Our Favourite Venues From The Paris Shows
Photograph by Swan Gallet/ WWD/ REX Shutterstock
The most interesting settings – from a historic prep school to a unique university – at the menswear SS17 fashion shows in the French capital.
In one sense, going to the seasonal menswear collections in Paris is a terrible way to get to know the French capital. So packed is the schedule that you inevitably spend the whole time not walking wistfully through the streets, à la Mr Walter Benjamin, or Mr Charles Baudelaire, but frantically hopping in Ubers and elbowing your way through crowds of Vetements-clad street-style photographers. The whole experience is hardly of a calibre suitable for the Paris Wallpaper* guide. Having said that, there is a benefit to trolling all over the city in this way – you get to discover a lot of interesting places that, as a tourist, you would probably never visit. Here’s our favourite three venues from the SS17 shows last weekend.
Photograph courtesy of Acne Studios
Foregoing the thoroughly tried and tested format of the runway show, Acne Studios chose to showcase its SS17 offering in the historic Lycée Charlemagne, a former home to the Jesuits that was turned into a preparatory school by chucklesome French Emperor Mr Napoléon Bonaparte in the 18th century. This is a building steeped in, and somewhat ravaged by history, a fact most evident from the crumbling, patchy frescos that adorn the arched hallway where the Acne presentation took place. Making a virtue out of this decadent state, the Swedish brand placed a series of square mirrors on the floor, contrasting the peeling paintwork up above with the sharp, ultra-contemporary silhouettes down below. There was also something going on with the chairs – the models kept dragging them about into different positions – but to be honest, we at MR PORTER were far too busy gawping at the ceiling to figure out what that was all about.
L’Orangerie du Jardin du Luxembourg
Photograph by Photoshot
It must have been nice in Paris in the 19th century. That is, once the July revolution of 1830 was over. Oh, and also the one in 1848. And the coup in 1848. Actually, thinking about it, it’s a bit of a mystery how, in between the seismic and seemingly constant shifts in government, the denizens of Paris managed to build such delightful buildings as the orangerie in the Jardin du Luxembourg. Yet build them they did – perhaps there is hope for post-Brexit Britain yet. Though this building was originally built in the 1830s to nurture sensitive plants during the winter, today it functions as an art gallery and, apparently, a place you can put on fashion shows. Its interior is actually quite boring – little more than a long, white corridor – but for the SS17 season, via the intervention of Japanese brand Sacai, it was transformed into something rather wonderful: a post-apocalyptic quarryscape adorned with ominous mounds of gravel. Perhaps in tribute to the building’s nurturing past, guests were handed folded paper fans, with the words “Sacai” and “love” printed on them. Thoughtful touches never go unappreciated – such delicate flowers are the attendees of these things.
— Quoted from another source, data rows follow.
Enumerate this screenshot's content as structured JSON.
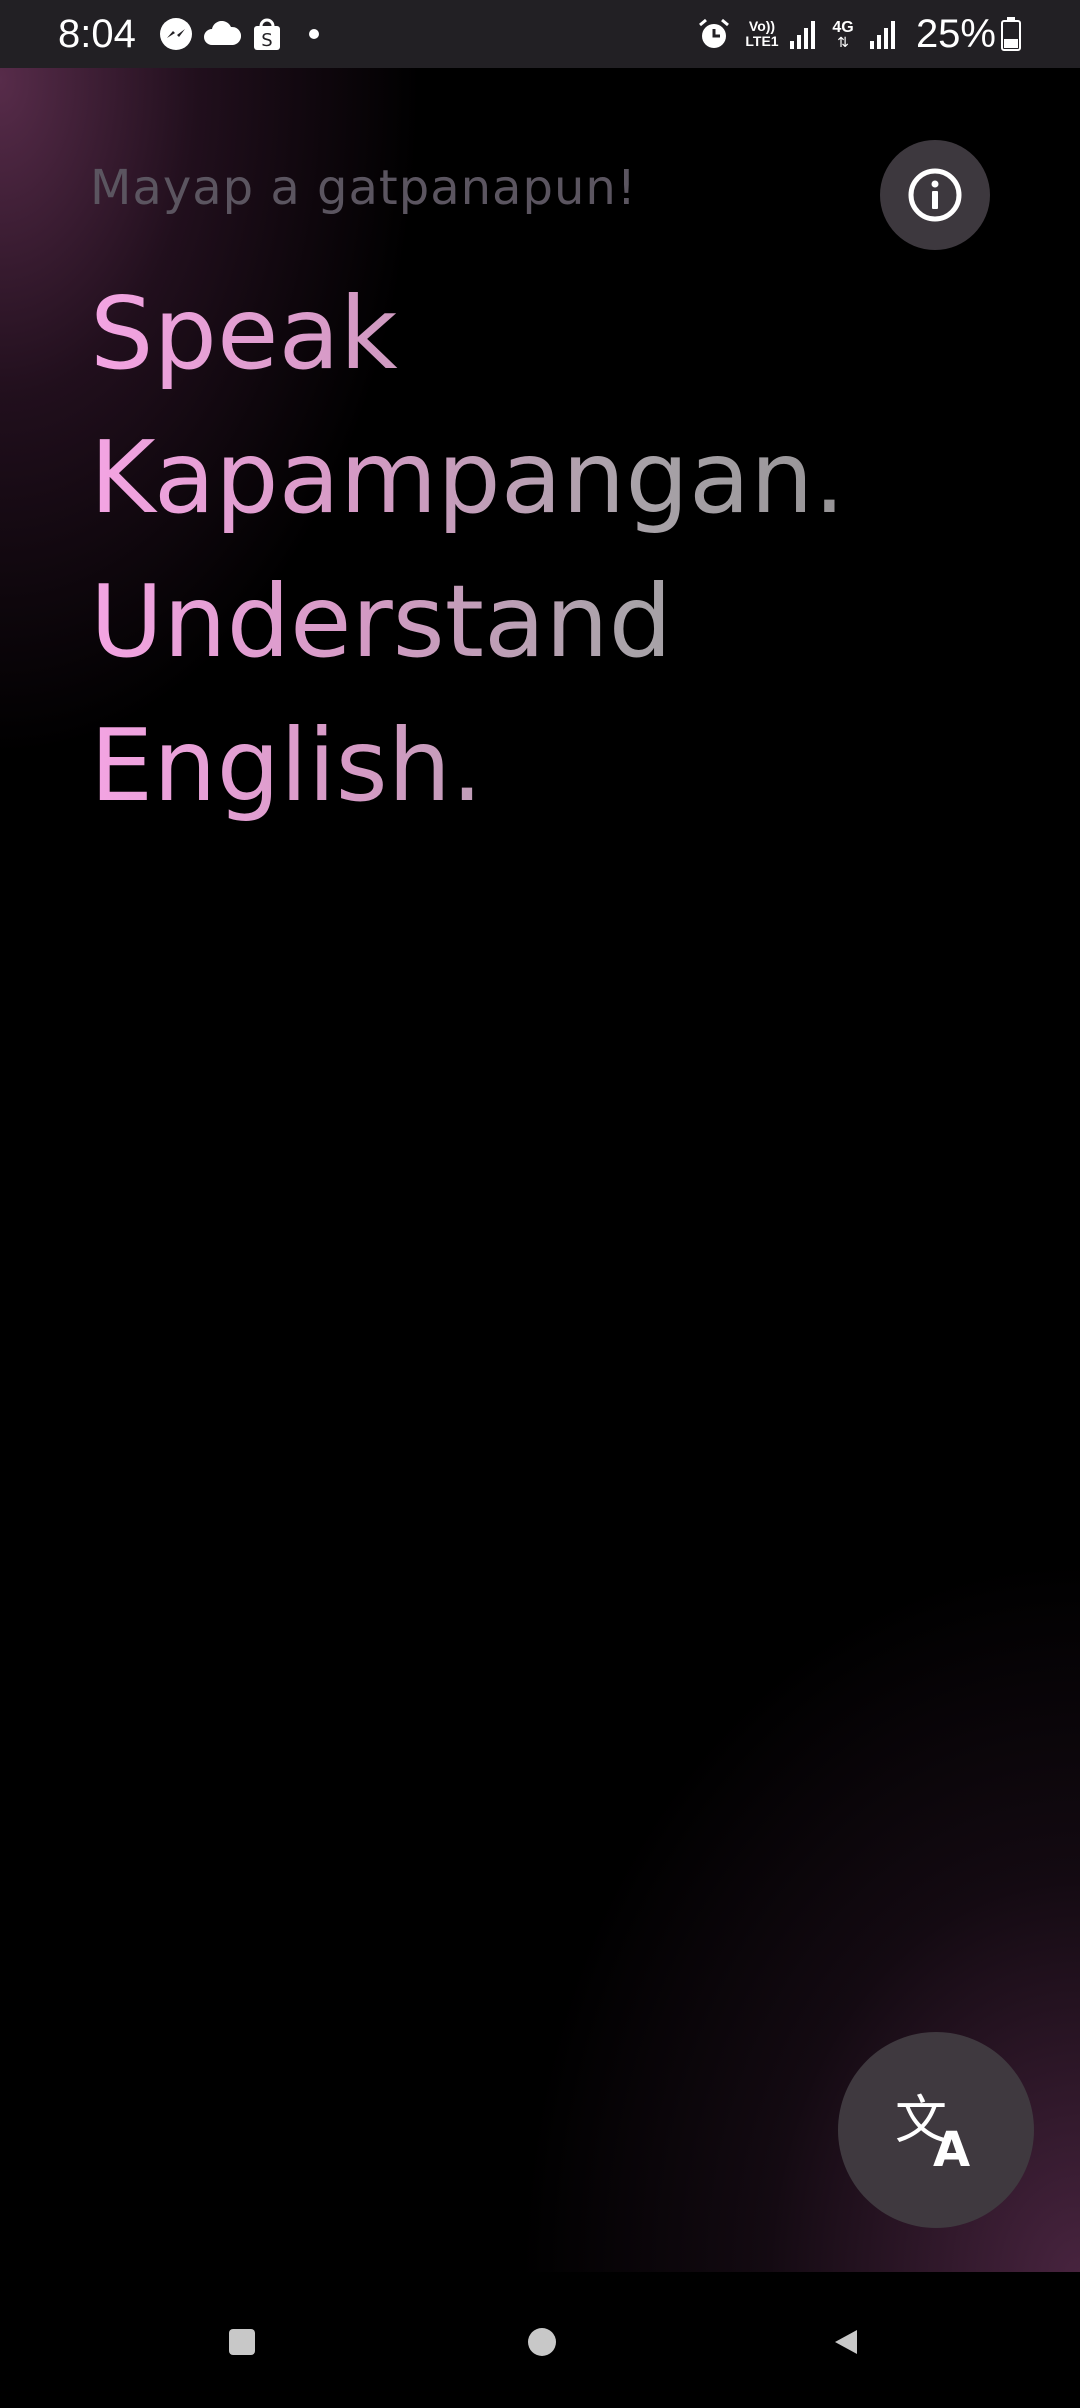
{
  "status_bar": {
    "time": "8:04",
    "left_icons": [
      "messenger-icon",
      "cloud-icon",
      "shopee-icon",
      "dot-icon"
    ],
    "right_icons": [
      "alarm-icon",
      "volte-icon",
      "signal-icon",
      "4g-icon",
      "signal-icon",
      "battery-icon"
    ],
    "volte_label": "Vo)) LTE1",
    "network_label": "4G",
    "battery": "25%"
  },
  "main": {
    "greeting": "Mayap a gatpanapun!",
    "headline": [
      "Speak",
      "Kapampangan.",
      "Understand",
      "English."
    ],
    "info_button_icon": "info-icon",
    "translate_button_icon": "translate-icon"
  },
  "nav_bar": {
    "buttons": [
      "recents-icon",
      "home-icon",
      "back-icon"
    ]
  },
  "colors": {
    "accent_pink": "#f4a4e3",
    "gray_text": "#8a8a8a",
    "button_bg": "#3d383e",
    "background": "#000000"
  }
}
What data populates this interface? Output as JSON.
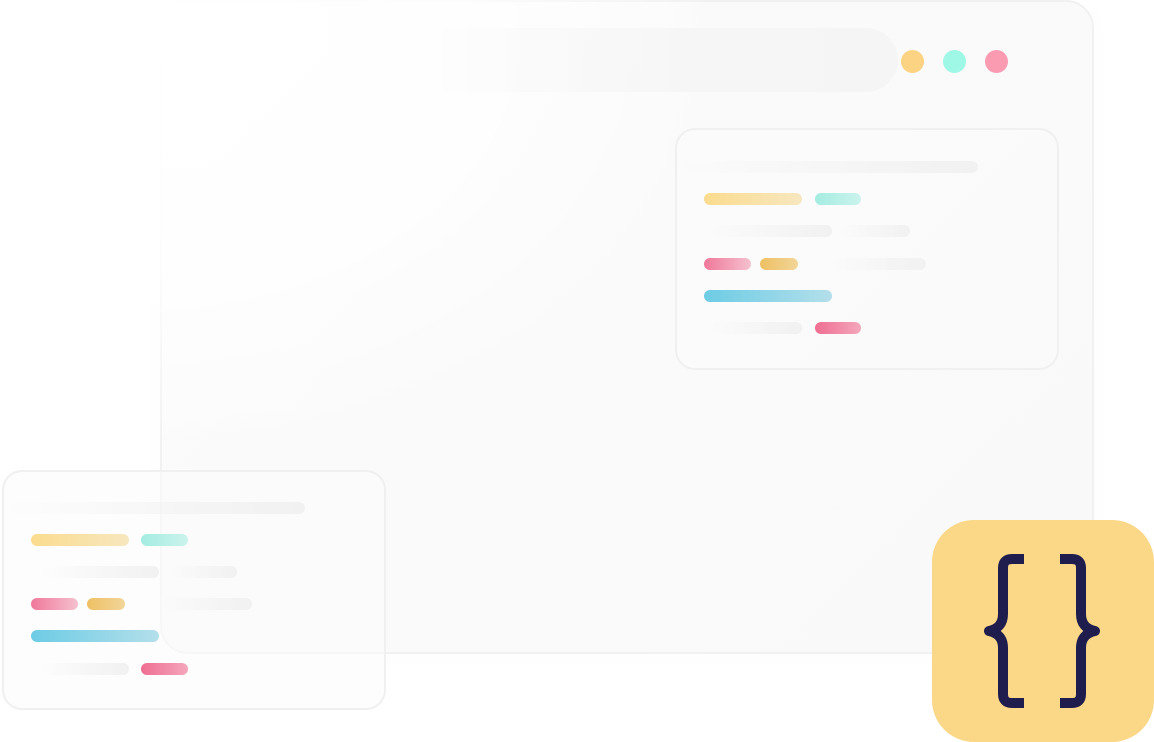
{
  "window": {
    "traffic_lights": [
      {
        "name": "minimize-dot",
        "color": "#fbd382"
      },
      {
        "name": "zoom-dot",
        "color": "#9ff7e6"
      },
      {
        "name": "close-dot",
        "color": "#fb9bb2"
      }
    ]
  },
  "colors": {
    "tile_background": "#fbd887",
    "brace_color": "#1f1d4e",
    "accent_yellow": "#fbdc8e",
    "accent_teal": "#a4ece1",
    "accent_pink": "#f0789a",
    "accent_gold": "#eec063",
    "accent_blue": "#6dcce5"
  },
  "icons": {
    "tile_icon": "curly-braces-icon"
  }
}
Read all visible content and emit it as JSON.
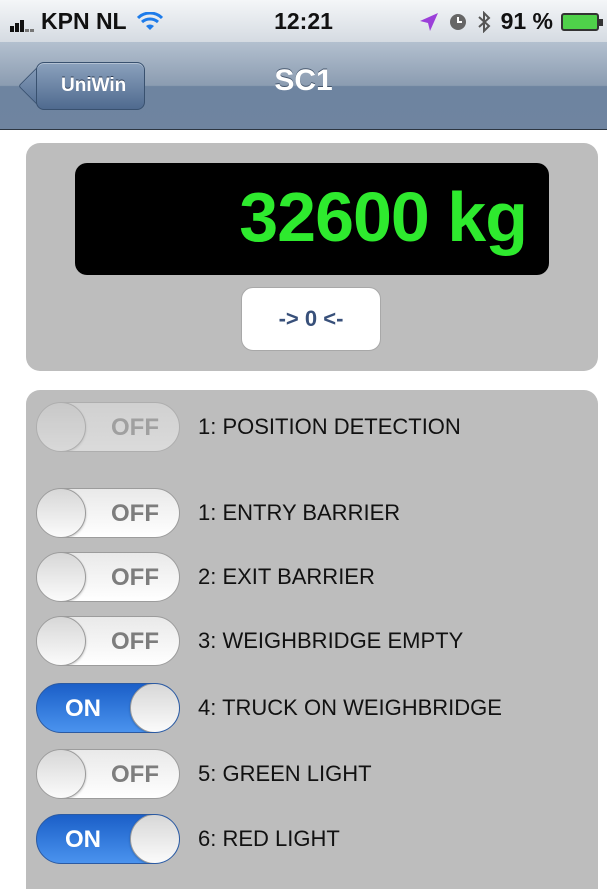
{
  "status_bar": {
    "carrier": "KPN NL",
    "time": "12:21",
    "battery_percent": "91 %"
  },
  "nav": {
    "back_label": "UniWin",
    "title": "SC1"
  },
  "scale": {
    "reading": "32600 kg",
    "zero_button_label": "-> 0 <-",
    "reading_color": "#2eea2e"
  },
  "signals": [
    {
      "state_label": "OFF",
      "text": "1: POSITION DETECTION",
      "on": false,
      "enabled": false
    },
    {
      "state_label": "OFF",
      "text": "1: ENTRY BARRIER",
      "on": false,
      "enabled": true
    },
    {
      "state_label": "OFF",
      "text": "2: EXIT BARRIER",
      "on": false,
      "enabled": true
    },
    {
      "state_label": "OFF",
      "text": "3: WEIGHBRIDGE EMPTY",
      "on": false,
      "enabled": true
    },
    {
      "state_label": "ON",
      "text": "4: TRUCK ON WEIGHBRIDGE",
      "on": true,
      "enabled": true
    },
    {
      "state_label": "OFF",
      "text": "5: GREEN LIGHT",
      "on": false,
      "enabled": true
    },
    {
      "state_label": "ON",
      "text": "6: RED LIGHT",
      "on": true,
      "enabled": true
    }
  ],
  "icons": {
    "signal": "cellular-signal-icon",
    "wifi": "wifi-icon",
    "location": "location-arrow-icon",
    "alarm": "alarm-clock-icon",
    "bluetooth": "bluetooth-icon",
    "battery": "battery-charging-icon"
  },
  "colors": {
    "switch_on": "#2a73dd",
    "nav_bar": "#7f93ad",
    "panel": "#bdbdbd"
  }
}
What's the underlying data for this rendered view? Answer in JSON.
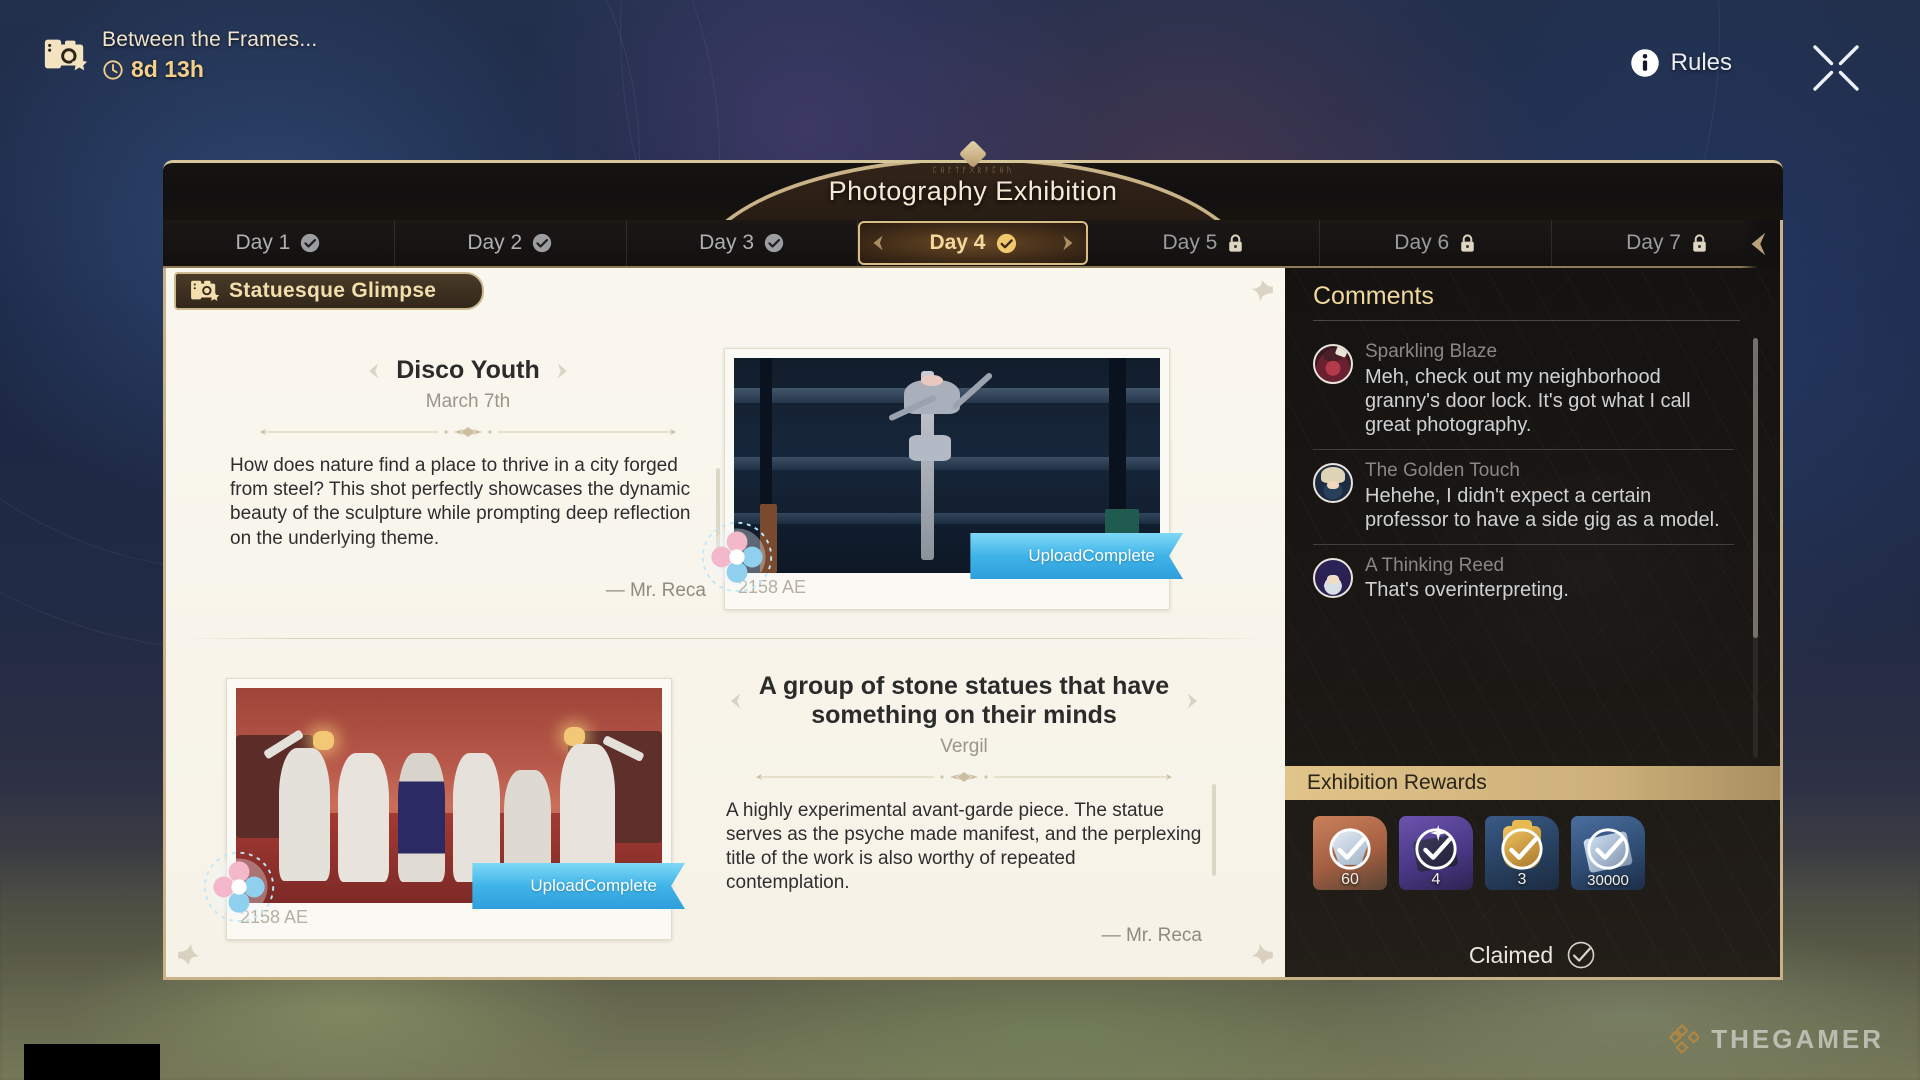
{
  "event": {
    "icon": "photo-camera-icon",
    "title": "Between the Frames...",
    "timer": "8d 13h",
    "timer_icon": "clock-icon"
  },
  "topbar": {
    "rules_label": "Rules",
    "rules_icon": "info-icon",
    "close_icon": "close-icon"
  },
  "window": {
    "title": "Photography Exhibition",
    "title_sub": "ᛈᚺᚩᛏᚩᚷᚱᚨᛈᚺᚤ"
  },
  "tabs": [
    {
      "label": "Day 1",
      "state": "completed",
      "icon": "check-circle-icon"
    },
    {
      "label": "Day 2",
      "state": "completed",
      "icon": "check-circle-icon"
    },
    {
      "label": "Day 3",
      "state": "completed",
      "icon": "check-circle-icon"
    },
    {
      "label": "Day 4",
      "state": "active",
      "icon": "check-circle-icon"
    },
    {
      "label": "Day 5",
      "state": "locked",
      "icon": "lock-icon"
    },
    {
      "label": "Day 6",
      "state": "locked",
      "icon": "lock-icon"
    },
    {
      "label": "Day 7",
      "state": "locked",
      "icon": "lock-icon"
    }
  ],
  "collection": {
    "label": "Statuesque Glimpse",
    "icon": "camera-stack-icon"
  },
  "entries": [
    {
      "title": "Disco Youth",
      "author": "March 7th",
      "body": "How does nature find a place to thrive in a city forged from steel? This shot perfectly showcases the dynamic beauty of the sculpture while prompting deep reflection on the underlying theme.",
      "signature": "— Mr. Reca",
      "photo_year": "2158 AE",
      "upload_status_line1": "Upload",
      "upload_status_line2": "Complete",
      "photo_alt": "robot-statue-photo"
    },
    {
      "title": "A group of stone statues that have something on their minds",
      "author": "Vergil",
      "body": "A highly experimental avant-garde piece. The statue serves as the psyche made manifest, and the perplexing title of the work is also worthy of repeated contemplation.",
      "signature": "— Mr. Reca",
      "photo_year": "2158 AE",
      "upload_status_line1": "Upload",
      "upload_status_line2": "Complete",
      "photo_alt": "stone-statues-group-photo"
    }
  ],
  "comments": {
    "heading": "Comments",
    "items": [
      {
        "user": "Sparkling Blaze",
        "text": "Meh, check out my neighborhood granny's door lock. It's got what I call great photography."
      },
      {
        "user": "The Golden Touch",
        "text": "Hehehe, I didn't expect a certain professor to have a side gig as a model."
      },
      {
        "user": "A Thinking Reed",
        "text": "That's overinterpreting."
      }
    ]
  },
  "rewards": {
    "heading": "Exhibition Rewards",
    "items": [
      {
        "name": "stellar-jade",
        "count": "60",
        "color": "#b7724d"
      },
      {
        "name": "purple-material",
        "count": "4",
        "color": "#5c4a93"
      },
      {
        "name": "gold-trophy",
        "count": "3",
        "color": "#2e4a72"
      },
      {
        "name": "credits",
        "count": "30000",
        "color": "#3a5a86"
      }
    ],
    "claimed_label": "Claimed",
    "claimed_icon": "check-circle-icon"
  },
  "watermark": {
    "text": "THEGAMER",
    "icon": "thegamer-logo-icon"
  },
  "colors": {
    "gold": "#d9bd85",
    "cream": "#f6f2e7",
    "accent_blue": "#3fb4e8",
    "panel_dark": "#1a1714"
  }
}
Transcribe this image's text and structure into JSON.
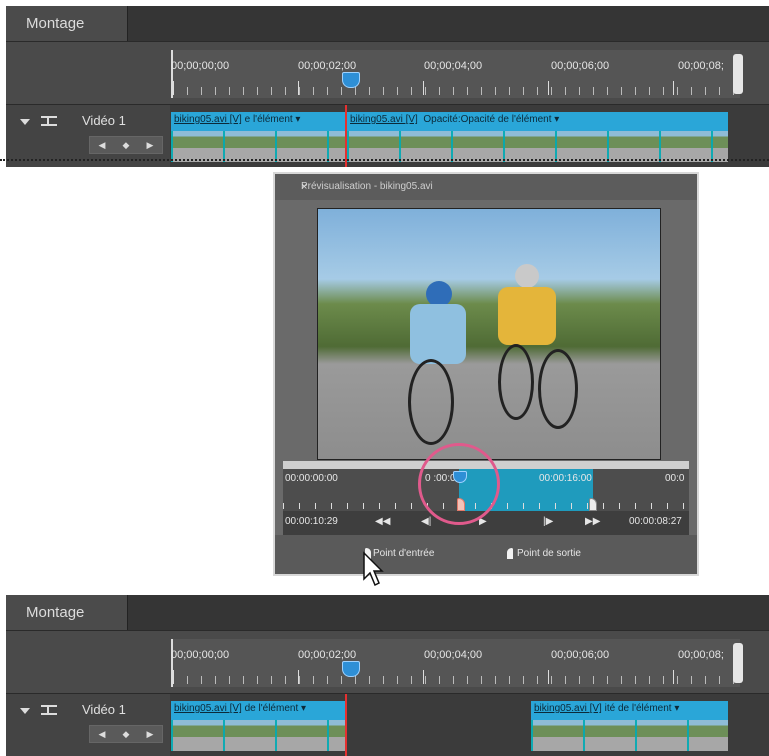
{
  "montage_top": {
    "tab": "Montage",
    "timecodes": [
      "00;00;00;00",
      "00;00;02;00",
      "00;00;04;00",
      "00;00;06;00",
      "00;00;08;"
    ],
    "track_name": "Vidéo 1",
    "keyframe_nav": [
      "◀",
      "◆",
      "▶"
    ],
    "clips": [
      {
        "file": "biking05.avi [V]",
        "label": "e l'élément ▾"
      },
      {
        "file": "biking05.avi [V]",
        "label": "Opacité:Opacité de l'élément ▾"
      }
    ]
  },
  "preview": {
    "title": "Prévisualisation - biking05.avi",
    "close": "×",
    "tc_start": "00:00:00:00",
    "tc_mid": "0  :00:06",
    "tc_end_marker": "00:00:16:00",
    "tc_right": "00:0",
    "current_time": "00:00:10:29",
    "duration": "00:00:08:27",
    "controls": [
      "◀◀",
      "◀|",
      "▶",
      "|▶",
      "▶▶"
    ],
    "set_in": "Point d'entrée",
    "set_out": "Point de sortie"
  },
  "montage_bottom": {
    "tab": "Montage",
    "timecodes": [
      "00;00;00;00",
      "00;00;02;00",
      "00;00;04;00",
      "00;00;06;00",
      "00;00;08;"
    ],
    "track_name": "Vidéo 1",
    "keyframe_nav": [
      "◀",
      "◆",
      "▶"
    ],
    "clips": [
      {
        "file": "biking05.avi [V]",
        "label": "de l'élément ▾"
      },
      {
        "file": "biking05.avi [V]",
        "label": "ité de l'élément ▾"
      }
    ]
  }
}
Issey Miyake Men
**Université Pierre et Marie Curie **
Photograph by Swan Gallet/WWD/REX Shutterstock
The Université Pierre et Marie Curie – one of the world’s top science universities – has a somewhat interesting architectural legacy. The original 1960s design for the Jussieu Campus in Paris’s fifth arrondissement was largely considered a failure, thanks not only to its confusing grid-like system of organisation but to its heavy use of asbestos – which turned out to be carcinogenic, whoops! – as a fire retardant. Today however, the building feels rather impressive, as a result of the clean-up operation that has been ongoing since the 1990s, as well as a truly spectacular new atrium designed by Parisian architect collective Périphériques. Anyway, the campus provided an aptly futuristic venue for the latest collection from technologically driven Japanese brand Issey Miyake Men, who, in asking its models to walk in confusing, zig-zag patterns, made the most of the building’s gridded, multi-level public courtyards. As the centrepiece of the show, rather than the usual insipid DJ set, Japanese psychedelic rock band Kikagaku Moyo treated the guests to a set. Which was amazing really. Why doesn’t every fashion show have a set from Japanese psychedelic rock band Kikagaku Moyo?